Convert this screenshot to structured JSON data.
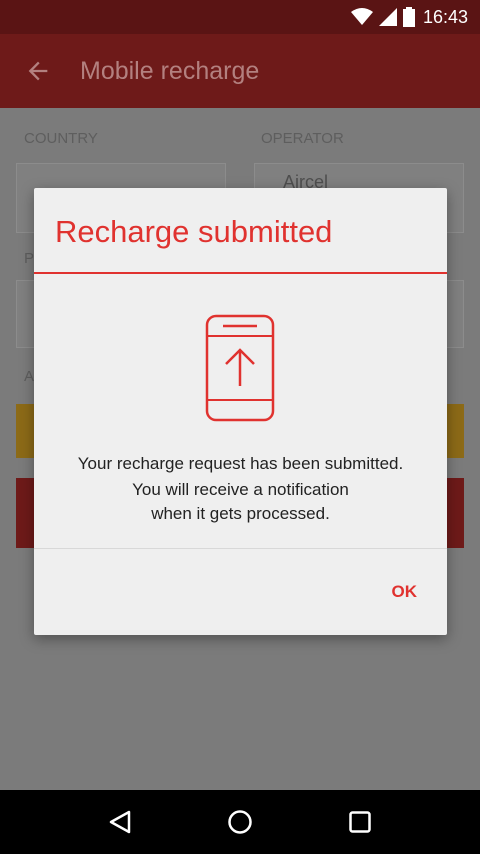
{
  "status_bar": {
    "time": "16:43",
    "icons": [
      "wifi-icon",
      "signal-icon",
      "battery-icon"
    ]
  },
  "app_bar": {
    "title": "Mobile recharge",
    "back_icon": "arrow-left-icon"
  },
  "form": {
    "country_label": "COUNTRY",
    "operator_label": "OPERATOR",
    "operator_value": "Aircel",
    "phone_label": "P",
    "amount_label": "A"
  },
  "dialog": {
    "title": "Recharge submitted",
    "icon": "phone-upload-icon",
    "message_line1": "Your recharge request has been submitted.",
    "message_line2": "You will receive a notification",
    "message_line3": "when it gets processed.",
    "ok_label": "OK"
  },
  "nav_bar": {
    "back": "nav-back-icon",
    "home": "nav-home-icon",
    "recents": "nav-recents-icon"
  },
  "colors": {
    "accent": "#e0322f",
    "app_bar_dim": "#6e1a19",
    "status_bar_dim": "#5a1414"
  }
}
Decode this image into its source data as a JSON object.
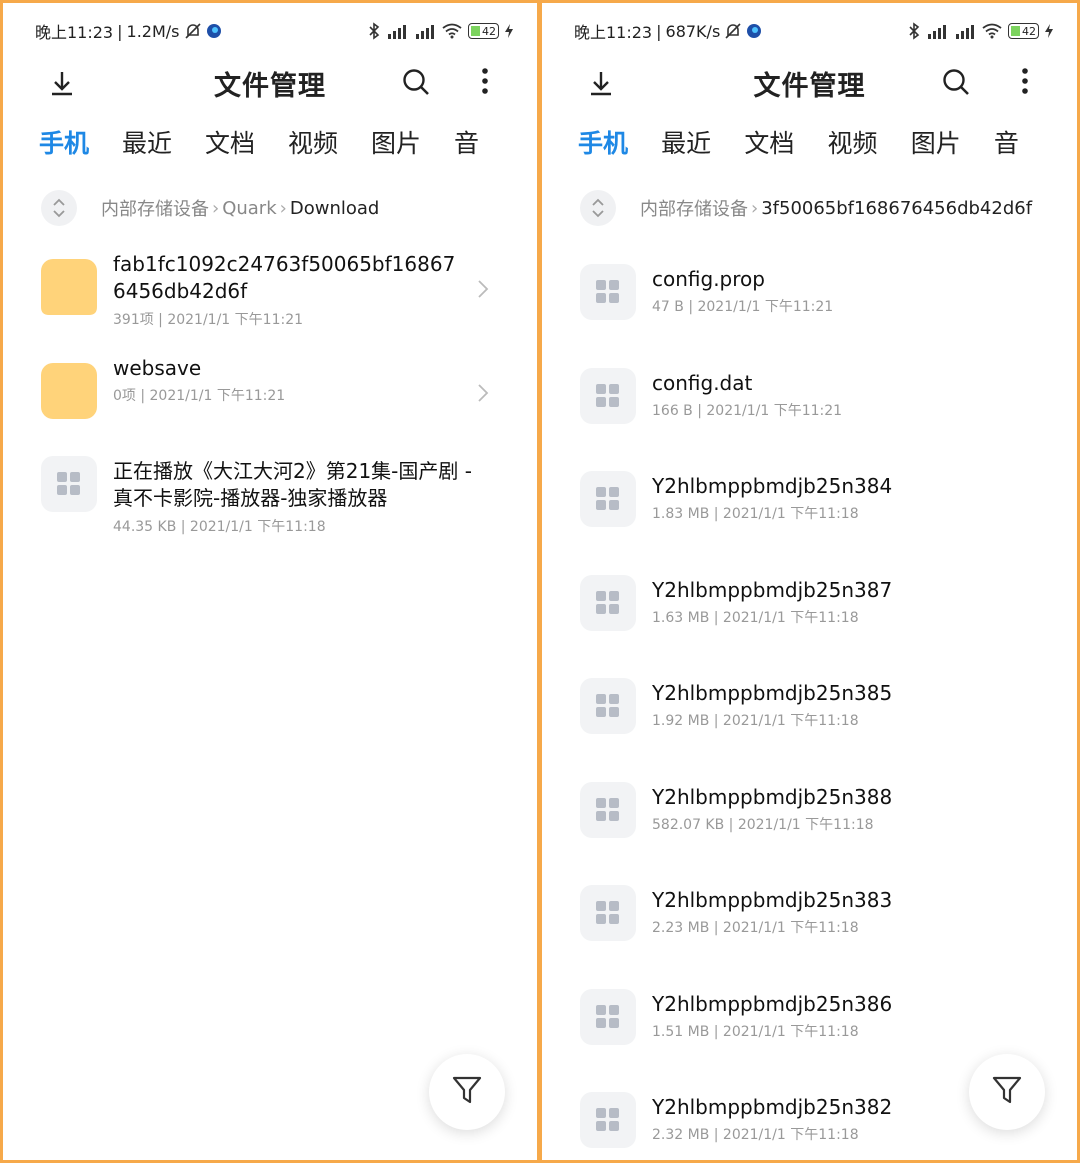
{
  "accent_color": "#1e88e5",
  "border_color": "#f6a94a",
  "left": {
    "status": {
      "time": "晚上11:23",
      "speed": "1.2M/s",
      "battery": "42"
    },
    "title": "文件管理",
    "tabs": [
      "手机",
      "最近",
      "文档",
      "视频",
      "图片",
      "音"
    ],
    "breadcrumb": [
      "内部存储设备",
      "Quark",
      "Download"
    ],
    "items": [
      {
        "type": "folder",
        "name": "fab1fc1092c24763f50065bf168676456db42d6f",
        "meta": "391项 | 2021/1/1 下午11:21"
      },
      {
        "type": "folder",
        "name": "websave",
        "meta": "0项 | 2021/1/1 下午11:21"
      },
      {
        "type": "file",
        "name": "正在播放《大江大河2》第21集-国产剧 - 真不卡影院-播放器-独家播放器",
        "meta": "44.35 KB | 2021/1/1 下午11:18"
      }
    ]
  },
  "right": {
    "status": {
      "time": "晚上11:23",
      "speed": "687K/s",
      "battery": "42"
    },
    "title": "文件管理",
    "tabs": [
      "手机",
      "最近",
      "文档",
      "视频",
      "图片",
      "音"
    ],
    "breadcrumb": [
      "内部存储设备",
      "3f50065bf168676456db42d6f"
    ],
    "items": [
      {
        "type": "file",
        "name": "config.prop",
        "meta": "47 B | 2021/1/1 下午11:21"
      },
      {
        "type": "file",
        "name": "config.dat",
        "meta": "166 B | 2021/1/1 下午11:21"
      },
      {
        "type": "file",
        "name": "Y2hlbmppbmdjb25n384",
        "meta": "1.83 MB | 2021/1/1 下午11:18"
      },
      {
        "type": "file",
        "name": "Y2hlbmppbmdjb25n387",
        "meta": "1.63 MB | 2021/1/1 下午11:18"
      },
      {
        "type": "file",
        "name": "Y2hlbmppbmdjb25n385",
        "meta": "1.92 MB | 2021/1/1 下午11:18"
      },
      {
        "type": "file",
        "name": "Y2hlbmppbmdjb25n388",
        "meta": "582.07 KB | 2021/1/1 下午11:18"
      },
      {
        "type": "file",
        "name": "Y2hlbmppbmdjb25n383",
        "meta": "2.23 MB | 2021/1/1 下午11:18"
      },
      {
        "type": "file",
        "name": "Y2hlbmppbmdjb25n386",
        "meta": "1.51 MB | 2021/1/1 下午11:18"
      },
      {
        "type": "file",
        "name": "Y2hlbmppbmdjb25n382",
        "meta": "2.32 MB | 2021/1/1 下午11:18"
      }
    ]
  }
}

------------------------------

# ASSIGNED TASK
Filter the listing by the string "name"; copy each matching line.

# RESULT BELOW
        "name": "fab1fc1092c24763f50065bf168676456db42d6f",
        "name": "websave",
        "name": "正在播放《大江大河2》第21集-国产剧 - 真不卡影院-播放器-独家播放器",
        "name": "config.prop",
        "name": "config.dat",
        "name": "Y2hlbmppbmdjb25n384",
        "name": "Y2hlbmppbmdjb25n387",
        "name": "Y2hlbmppbmdjb25n385",
        "name": "Y2hlbmppbmdjb25n388",
        "name": "Y2hlbmppbmdjb25n383",
        "name": "Y2hlbmppbmdjb25n386",
        "name": "Y2hlbmppbmdjb25n382",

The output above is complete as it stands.